Data excerpts:
####################

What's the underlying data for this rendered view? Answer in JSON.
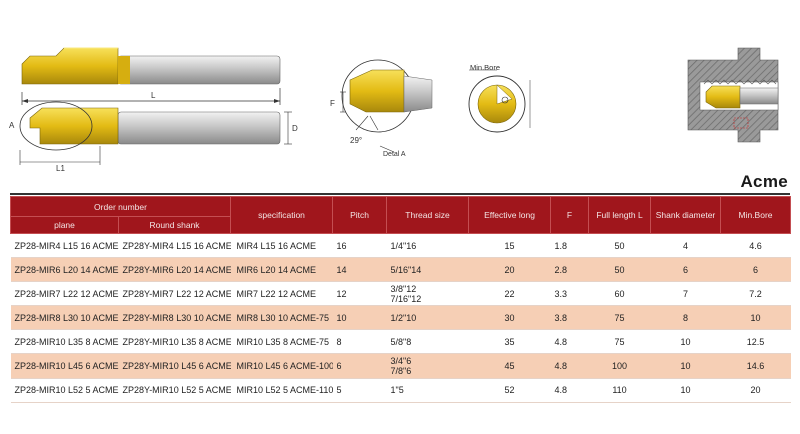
{
  "title": "Acme",
  "drawings": {
    "labels": {
      "L": "L",
      "A": "A",
      "D": "D",
      "L1": "L1",
      "F": "F",
      "angle": "29°",
      "detail": "Detal A",
      "min_bore": "Min.Bore"
    },
    "colors": {
      "gold": "#e8c21a",
      "gold_dark": "#a58a10",
      "steel": "#c9c9c9",
      "steel_dark": "#8e8e8e",
      "line": "#333333"
    }
  },
  "table": {
    "group_header": "Order number",
    "headers": {
      "plane": "plane",
      "round_shank": "Round shank",
      "specification": "specification",
      "pitch": "Pitch",
      "thread_size": "Thread size",
      "effective_long": "Effective long",
      "f": "F",
      "full_length": "Full length L",
      "shank_diameter": "Shank diameter",
      "min_bore": "Min.Bore"
    },
    "rows": [
      {
        "plane": "ZP28-MIR4 L15 16 ACME",
        "round": "ZP28Y-MIR4 L15 16 ACME",
        "spec": "MIR4 L15 16 ACME",
        "pitch": "16",
        "thread1": "1/4\"16",
        "thread2": "",
        "eff": "15",
        "f": "1.8",
        "full": "50",
        "shank": "4",
        "bore": "4.6"
      },
      {
        "plane": "ZP28-MIR6 L20 14 ACME",
        "round": "ZP28Y-MIR6 L20 14 ACME",
        "spec": "MIR6 L20 14 ACME",
        "pitch": "14",
        "thread1": "5/16\"14",
        "thread2": "",
        "eff": "20",
        "f": "2.8",
        "full": "50",
        "shank": "6",
        "bore": "6"
      },
      {
        "plane": "ZP28-MIR7 L22 12 ACME",
        "round": "ZP28Y-MIR7 L22 12 ACME",
        "spec": "MIR7 L22 12 ACME",
        "pitch": "12",
        "thread1": "3/8\"12",
        "thread2": "7/16\"12",
        "eff": "22",
        "f": "3.3",
        "full": "60",
        "shank": "7",
        "bore": "7.2"
      },
      {
        "plane": "ZP28-MIR8 L30 10 ACME",
        "round": "ZP28Y-MIR8 L30 10 ACME",
        "spec": "MIR8 L30 10 ACME-75",
        "pitch": "10",
        "thread1": "1/2\"10",
        "thread2": "",
        "eff": "30",
        "f": "3.8",
        "full": "75",
        "shank": "8",
        "bore": "10"
      },
      {
        "plane": "ZP28-MIR10 L35 8 ACME",
        "round": "ZP28Y-MIR10 L35 8 ACME",
        "spec": "MIR10 L35 8 ACME-75",
        "pitch": "8",
        "thread1": "5/8\"8",
        "thread2": "",
        "eff": "35",
        "f": "4.8",
        "full": "75",
        "shank": "10",
        "bore": "12.5"
      },
      {
        "plane": "ZP28-MIR10 L45 6 ACME",
        "round": "ZP28Y-MIR10 L45 6 ACME",
        "spec": "MIR10 L45 6 ACME-100",
        "pitch": "6",
        "thread1": "3/4\"6",
        "thread2": "7/8\"6",
        "eff": "45",
        "f": "4.8",
        "full": "100",
        "shank": "10",
        "bore": "14.6"
      },
      {
        "plane": "ZP28-MIR10 L52 5 ACME",
        "round": "ZP28Y-MIR10 L52 5 ACME",
        "spec": "MIR10 L52 5 ACME-110",
        "pitch": "5",
        "thread1": "1\"5",
        "thread2": "",
        "eff": "52",
        "f": "4.8",
        "full": "110",
        "shank": "10",
        "bore": "20"
      }
    ]
  }
}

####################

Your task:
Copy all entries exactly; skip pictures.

Response to the task:
What's the underlying data for this rendered view? Answer in JSON.
{
  "title": "Acme",
  "drawings": {
    "labels": {
      "L": "L",
      "A": "A",
      "D": "D",
      "L1": "L1",
      "F": "F",
      "angle": "29°",
      "detail": "Detal A",
      "min_bore": "Min.Bore"
    },
    "colors": {
      "gold": "#e8c21a",
      "gold_dark": "#a58a10",
      "steel": "#c9c9c9",
      "steel_dark": "#8e8e8e",
      "line": "#333333"
    }
  },
  "table": {
    "group_header": "Order number",
    "headers": {
      "plane": "plane",
      "round_shank": "Round shank",
      "specification": "specification",
      "pitch": "Pitch",
      "thread_size": "Thread size",
      "effective_long": "Effective long",
      "f": "F",
      "full_length": "Full length L",
      "shank_diameter": "Shank diameter",
      "min_bore": "Min.Bore"
    },
    "rows": [
      {
        "plane": "ZP28-MIR4 L15 16 ACME",
        "round": "ZP28Y-MIR4 L15 16 ACME",
        "spec": "MIR4 L15 16 ACME",
        "pitch": "16",
        "thread1": "1/4\"16",
        "thread2": "",
        "eff": "15",
        "f": "1.8",
        "full": "50",
        "shank": "4",
        "bore": "4.6"
      },
      {
        "plane": "ZP28-MIR6 L20 14 ACME",
        "round": "ZP28Y-MIR6 L20 14 ACME",
        "spec": "MIR6 L20 14 ACME",
        "pitch": "14",
        "thread1": "5/16\"14",
        "thread2": "",
        "eff": "20",
        "f": "2.8",
        "full": "50",
        "shank": "6",
        "bore": "6"
      },
      {
        "plane": "ZP28-MIR7 L22 12 ACME",
        "round": "ZP28Y-MIR7 L22 12 ACME",
        "spec": "MIR7 L22 12 ACME",
        "pitch": "12",
        "thread1": "3/8\"12",
        "thread2": "7/16\"12",
        "eff": "22",
        "f": "3.3",
        "full": "60",
        "shank": "7",
        "bore": "7.2"
      },
      {
        "plane": "ZP28-MIR8 L30 10 ACME",
        "round": "ZP28Y-MIR8 L30 10 ACME",
        "spec": "MIR8 L30 10 ACME-75",
        "pitch": "10",
        "thread1": "1/2\"10",
        "thread2": "",
        "eff": "30",
        "f": "3.8",
        "full": "75",
        "shank": "8",
        "bore": "10"
      },
      {
        "plane": "ZP28-MIR10 L35 8 ACME",
        "round": "ZP28Y-MIR10 L35 8 ACME",
        "spec": "MIR10 L35 8 ACME-75",
        "pitch": "8",
        "thread1": "5/8\"8",
        "thread2": "",
        "eff": "35",
        "f": "4.8",
        "full": "75",
        "shank": "10",
        "bore": "12.5"
      },
      {
        "plane": "ZP28-MIR10 L45 6 ACME",
        "round": "ZP28Y-MIR10 L45 6 ACME",
        "spec": "MIR10 L45 6 ACME-100",
        "pitch": "6",
        "thread1": "3/4\"6",
        "thread2": "7/8\"6",
        "eff": "45",
        "f": "4.8",
        "full": "100",
        "shank": "10",
        "bore": "14.6"
      },
      {
        "plane": "ZP28-MIR10 L52 5 ACME",
        "round": "ZP28Y-MIR10 L52 5 ACME",
        "spec": "MIR10 L52 5 ACME-110",
        "pitch": "5",
        "thread1": "1\"5",
        "thread2": "",
        "eff": "52",
        "f": "4.8",
        "full": "110",
        "shank": "10",
        "bore": "20"
      }
    ]
  }
}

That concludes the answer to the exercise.